(Date:3/2/2017)... LONDON , March 2, 2017 Who ... infringement lawsuits? Download the full report: https://www.reportbuyer.com/product/4313699/ ... ON THE FINGERPRINT SENSOR FIELD? Fingerprint sensors using ... smartphones. The fingerprint sensor vendor Idex forecasts an increase ... in mobile devices and of the fingerprint sensor market ...
Breaking Biology News(10 mins):
(Date:3/27/2017)... , March 27, 2017 Cousins Properties (NYSE: ... world,s leading biotechnology companies, has signed a 10-year, approximately 125,000 ... A office asset located in the Westshore submarket of ... thrilled that Amgen has chosen Corporate Center for their new ... Gellerstedt , president and chief executive officer of Cousins Properties. ...
(Date:3/27/2017)... Infectex Ltd., a Russian portfolio company of Maxwell Biotech Venture ... added to the standard drug therapy regimen in patients with multidrug-resistant pulmonary tuberculosis (MDR-TB). ... USA ) and the US National Institutes of Health. ... ... Logo ...
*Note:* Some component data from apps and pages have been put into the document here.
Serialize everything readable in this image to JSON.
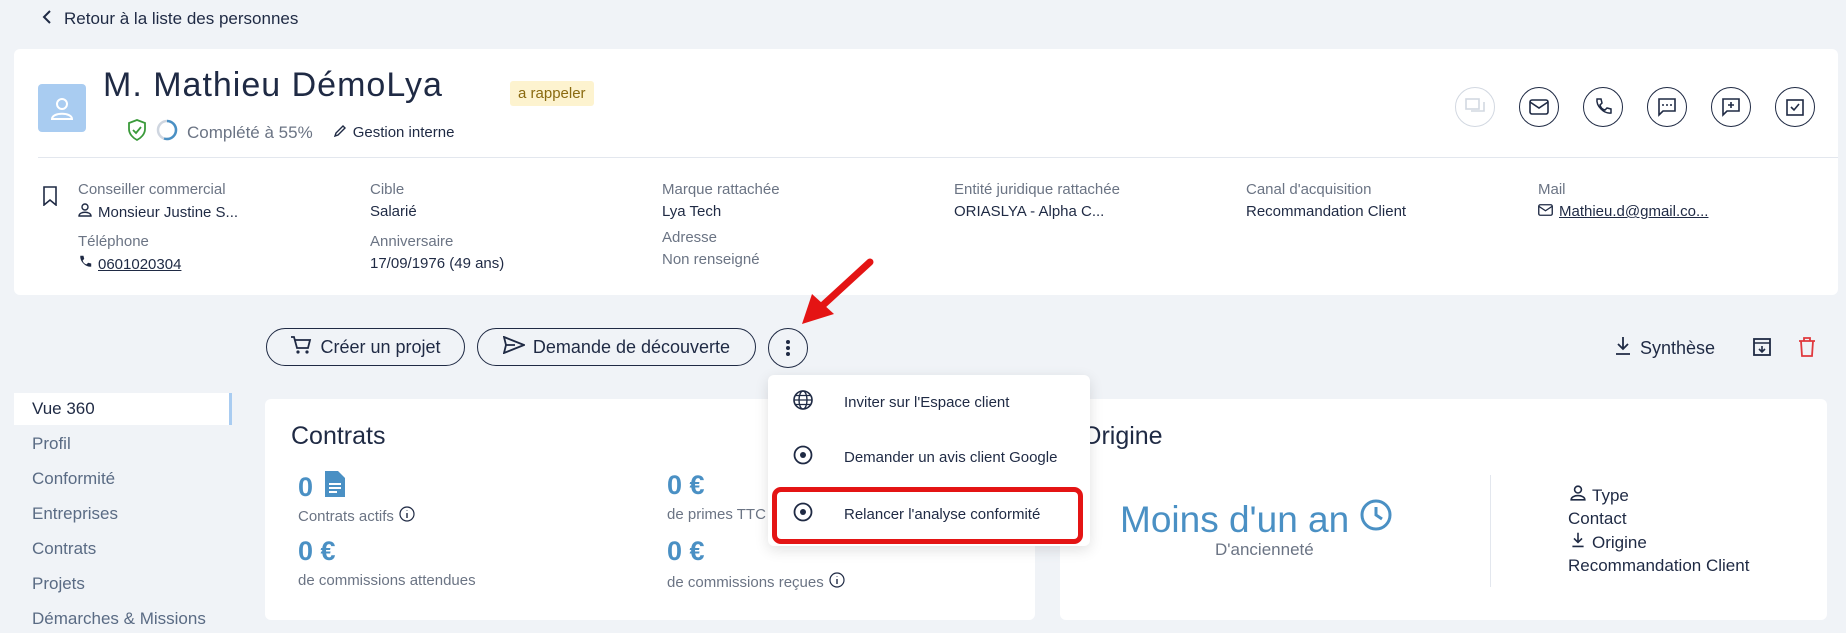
{
  "back_link": "Retour à la liste des personnes",
  "person": {
    "name": "M. Mathieu DémoLya",
    "badge": "a rappeler",
    "completion": "Complété à 55%",
    "completion_fraction": 0.55,
    "internal": "Gestion interne"
  },
  "fields": {
    "conseiller_label": "Conseiller commercial",
    "conseiller_value": "Monsieur Justine S...",
    "telephone_label": "Téléphone",
    "telephone_value": "0601020304",
    "cible_label": "Cible",
    "cible_value": "Salarié",
    "anniversaire_label": "Anniversaire",
    "anniversaire_value": "17/09/1976 (49 ans)",
    "marque_label": "Marque rattachée",
    "marque_value": "Lya Tech",
    "adresse_label": "Adresse",
    "adresse_value": "Non renseigné",
    "entite_label": "Entité juridique rattachée",
    "entite_value": "ORIASLYA - Alpha C...",
    "canal_label": "Canal d'acquisition",
    "canal_value": "Recommandation Client",
    "mail_label": "Mail",
    "mail_value": "Mathieu.d@gmail.co..."
  },
  "actions": {
    "create_project": "Créer un projet",
    "discovery": "Demande de découverte",
    "synthese": "Synthèse"
  },
  "menu": {
    "items": [
      "Inviter sur l'Espace client",
      "Demander un avis client Google",
      "Relancer l'analyse conformité"
    ]
  },
  "sidebar": {
    "items": [
      "Vue 360",
      "Profil",
      "Conformité",
      "Entreprises",
      "Contrats",
      "Projets",
      "Démarches & Missions"
    ]
  },
  "contrats": {
    "title": "Contrats",
    "actifs_value": "0",
    "actifs_label": "Contrats actifs",
    "primes_value": "0 €",
    "primes_label": "de primes TTC",
    "comm_att_value": "0 €",
    "comm_att_label": "de commissions attendues",
    "comm_rec_value": "0 €",
    "comm_rec_label": "de commissions reçues"
  },
  "origine": {
    "title": "Origine",
    "anciennete": "Moins d'un an",
    "anciennete_label": "D'ancienneté",
    "type_label": "Type",
    "type_value": "Contact",
    "origine_label": "Origine",
    "origine_value": "Recommandation Client"
  },
  "colors": {
    "accent": "#4a90c4",
    "navy": "#1f2a44",
    "highlight": "#e41414",
    "badge_bg": "#fdf3cf"
  }
}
(Date:3/27/2017)...  Perthera,s Chief Bioinformatics Officer and research faculty member ... Ph.D., will be speaking at the American Medical Informatics ... 27, 2017, she will be speaking on the topic ... and Care" (from 10:30 a.m. – 12:00 p.m. PST) ... a participant in the "Making Precision Oncology Data More ...
(Date:3/27/2017)... ... , ... PMG Research is pleased to announce its participation in ... Forum in Boston on April 3-4, 2017. The CTC conference focuses on how the ... bring them closer to the patient. Clinical Trial Collaborations also will present an inaugural ...
Breaking Biology Technology: